▶ **Task instructions**
Copy the data precisely, keeping every character.

▶ **Data items**
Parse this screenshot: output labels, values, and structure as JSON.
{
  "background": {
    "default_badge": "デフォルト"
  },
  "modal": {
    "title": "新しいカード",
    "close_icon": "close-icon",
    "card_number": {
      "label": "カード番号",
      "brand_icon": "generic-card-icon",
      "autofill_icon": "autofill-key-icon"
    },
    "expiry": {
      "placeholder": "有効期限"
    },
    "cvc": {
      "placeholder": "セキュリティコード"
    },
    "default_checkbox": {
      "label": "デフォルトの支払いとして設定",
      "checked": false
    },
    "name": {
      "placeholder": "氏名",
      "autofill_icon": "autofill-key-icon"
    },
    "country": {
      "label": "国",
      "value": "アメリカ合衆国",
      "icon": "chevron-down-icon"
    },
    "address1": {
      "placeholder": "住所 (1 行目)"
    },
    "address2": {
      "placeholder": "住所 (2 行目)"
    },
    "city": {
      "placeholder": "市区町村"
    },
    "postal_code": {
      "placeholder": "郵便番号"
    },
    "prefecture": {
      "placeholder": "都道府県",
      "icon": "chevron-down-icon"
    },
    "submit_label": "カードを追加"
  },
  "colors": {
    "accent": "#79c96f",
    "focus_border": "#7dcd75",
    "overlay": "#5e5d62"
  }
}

▶ **Response to the task**
Parse this screenshot: output labels, values, and structure as JSON.
{
  "background": {
    "default_badge": "デフォルト"
  },
  "modal": {
    "title": "新しいカード",
    "close_icon": "close-icon",
    "card_number": {
      "label": "カード番号",
      "brand_icon": "generic-card-icon",
      "autofill_icon": "autofill-key-icon"
    },
    "expiry": {
      "placeholder": "有効期限"
    },
    "cvc": {
      "placeholder": "セキュリティコード"
    },
    "default_checkbox": {
      "label": "デフォルトの支払いとして設定",
      "checked": false
    },
    "name": {
      "placeholder": "氏名",
      "autofill_icon": "autofill-key-icon"
    },
    "country": {
      "label": "国",
      "value": "アメリカ合衆国",
      "icon": "chevron-down-icon"
    },
    "address1": {
      "placeholder": "住所 (1 行目)"
    },
    "address2": {
      "placeholder": "住所 (2 行目)"
    },
    "city": {
      "placeholder": "市区町村"
    },
    "postal_code": {
      "placeholder": "郵便番号"
    },
    "prefecture": {
      "placeholder": "都道府県",
      "icon": "chevron-down-icon"
    },
    "submit_label": "カードを追加"
  },
  "colors": {
    "accent": "#79c96f",
    "focus_border": "#7dcd75",
    "overlay": "#5e5d62"
  }
}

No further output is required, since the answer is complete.